    Great effort and very skillfully created setup for shooitng the dragon.

  • dok July 12, 2011 05:02 am

    Thanks Will for this article. A question : with your KomodoCam what distance where you from these dragons ?

  • Andrew Matteson July 12, 2011 05:01 am


  • Brid O'Neill July 12, 2011 04:21 am

    Great pics. Came across one of these guys over 19 years ago by accident but unfortunately didn't have camera to hand!

  • THE aSTIG @ July 12, 2011 02:47 am

    Amazing! Absolutely amazing. Compelling story. I read it through and through.

    I do car photography for my website

    However, I've always dreamed of doing wildlife photography the way they do it at Discovery or National Geographic. This gives me a new perspective in wildlife photography. Thanks!

  • Madison Raine July 12, 2011 02:16 am

    Those creatures are evil!! Well that's what I think. Theses pictures are very well done though. :)
    My Nikon is ready for pickup!!!!! Yay!

  • Focx Photography July 12, 2011 01:47 am

    Dragons are always great!

    This is a Eastern Water Dragon close-up - almost as fun as a Komodo but more widely available (at least in Australia):

    I really love the colorful scales!

  • Erik Kerstenbeck July 12, 2011 01:28 am


    Wow - what a great adventure and I like the custom gear to avois danger while still allowing one to get "close enough" to shoot these incredible creatures. The use of a wide angle lens really accentuates the size the the Dragon and allows for some interesting foreground! Excellent work!

    Erik Kerstenbeck
    Kerstenbeck Photographic Art

  • andreas July 12, 2011 01:26 am

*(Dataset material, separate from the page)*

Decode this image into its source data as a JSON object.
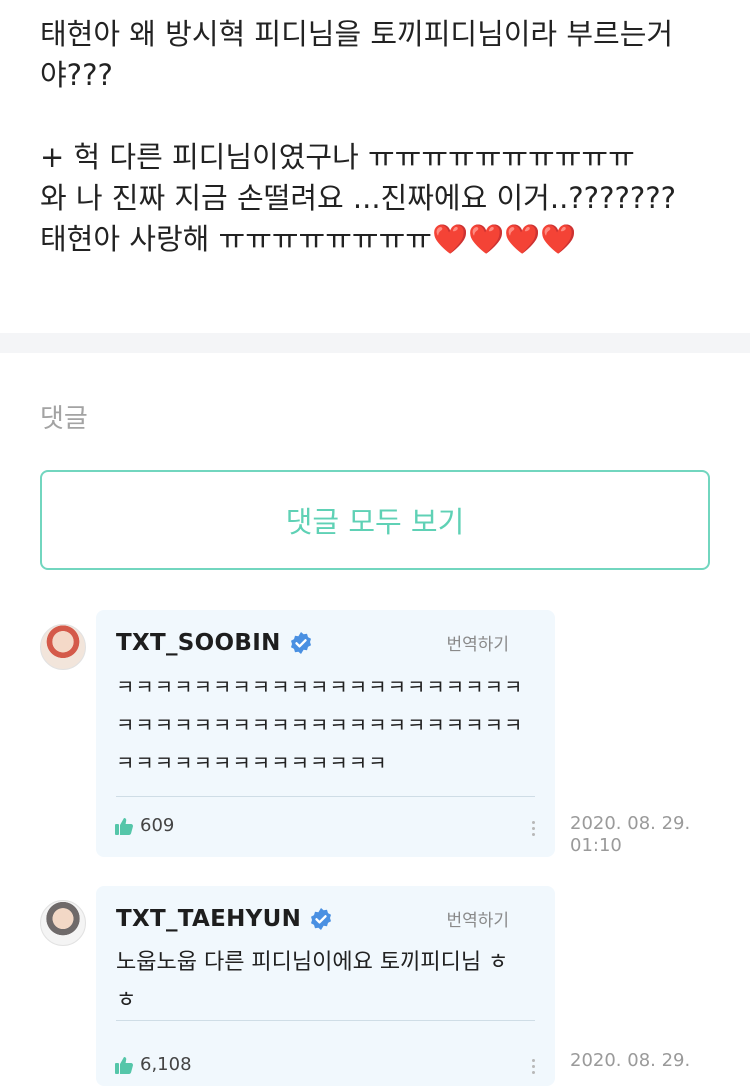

    Amazing how just a little planning and good thinking can give you the idea for the komodocam and how that planning and good thinking securd you some awesoome photos!